(App and web page records)

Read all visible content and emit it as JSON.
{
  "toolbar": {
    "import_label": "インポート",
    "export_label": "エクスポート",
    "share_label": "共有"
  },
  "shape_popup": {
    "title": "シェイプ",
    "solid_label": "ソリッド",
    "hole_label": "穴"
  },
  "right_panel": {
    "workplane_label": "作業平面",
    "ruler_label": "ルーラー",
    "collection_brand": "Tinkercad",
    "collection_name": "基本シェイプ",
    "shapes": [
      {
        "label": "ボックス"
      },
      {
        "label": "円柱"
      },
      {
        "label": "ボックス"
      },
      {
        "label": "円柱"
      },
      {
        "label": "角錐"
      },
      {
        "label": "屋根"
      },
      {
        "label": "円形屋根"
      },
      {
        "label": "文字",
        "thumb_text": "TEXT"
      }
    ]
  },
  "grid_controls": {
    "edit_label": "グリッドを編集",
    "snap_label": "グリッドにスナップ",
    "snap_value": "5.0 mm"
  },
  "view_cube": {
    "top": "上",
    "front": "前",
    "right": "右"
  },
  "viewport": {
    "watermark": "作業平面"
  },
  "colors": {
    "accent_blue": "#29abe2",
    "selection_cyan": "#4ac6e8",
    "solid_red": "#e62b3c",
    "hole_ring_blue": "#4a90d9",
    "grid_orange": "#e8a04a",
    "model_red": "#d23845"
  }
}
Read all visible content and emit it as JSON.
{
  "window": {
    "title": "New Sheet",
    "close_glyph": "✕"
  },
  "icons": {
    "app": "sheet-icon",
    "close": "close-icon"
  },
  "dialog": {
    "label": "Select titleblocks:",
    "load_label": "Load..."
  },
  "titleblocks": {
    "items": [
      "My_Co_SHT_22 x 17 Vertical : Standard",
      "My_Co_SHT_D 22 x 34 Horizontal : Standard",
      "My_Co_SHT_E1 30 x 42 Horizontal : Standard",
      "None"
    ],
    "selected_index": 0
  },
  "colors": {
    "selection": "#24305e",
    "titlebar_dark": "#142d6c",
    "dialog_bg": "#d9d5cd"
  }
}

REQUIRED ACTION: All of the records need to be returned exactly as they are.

WRITTEN RESPONSE:
Read all visible content and emit it as JSON.
{
  "toolbar": {
    "import_label": "インポート",
    "export_label": "エクスポート",
    "share_label": "共有"
  },
  "shape_popup": {
    "title": "シェイプ",
    "solid_label": "ソリッド",
    "hole_label": "穴"
  },
  "right_panel": {
    "workplane_label": "作業平面",
    "ruler_label": "ルーラー",
    "collection_brand": "Tinkercad",
    "collection_name": "基本シェイプ",
    "shapes": [
      {
        "label": "ボックス"
      },
      {
        "label": "円柱"
      },
      {
        "label": "ボックス"
      },
      {
        "label": "円柱"
      },
      {
        "label": "角錐"
      },
      {
        "label": "屋根"
      },
      {
        "label": "円形屋根"
      },
      {
        "label": "文字",
        "thumb_text": "TEXT"
      }
    ]
  },
  "grid_controls": {
    "edit_label": "グリッドを編集",
    "snap_label": "グリッドにスナップ",
    "snap_value": "5.0 mm"
  },
  "view_cube": {
    "top": "上",
    "front": "前",
    "right": "右"
  },
  "viewport": {
    "watermark": "作業平面"
  },
  "colors": {
    "accent_blue": "#29abe2",
    "selection_cyan": "#4ac6e8",
    "solid_red": "#e62b3c",
    "hole_ring_blue": "#4a90d9",
    "grid_orange": "#e8a04a",
    "model_red": "#d23845"
  }
}
Read all visible content and emit it as JSON.
{
  "window": {
    "title": "New Sheet",
    "close_glyph": "✕"
  },
  "icons": {
    "app": "sheet-icon",
    "close": "close-icon"
  },
  "dialog": {
    "label": "Select titleblocks:",
    "load_label": "Load..."
  },
  "titleblocks": {
    "items": [
      "My_Co_SHT_22 x 17 Vertical : Standard",
      "My_Co_SHT_D 22 x 34 Horizontal : Standard",
      "My_Co_SHT_E1 30 x 42 Horizontal : Standard",
      "None"
    ],
    "selected_index": 0
  },
  "colors": {
    "selection": "#24305e",
    "titlebar_dark": "#142d6c",
    "dialog_bg": "#d9d5cd"
  }
}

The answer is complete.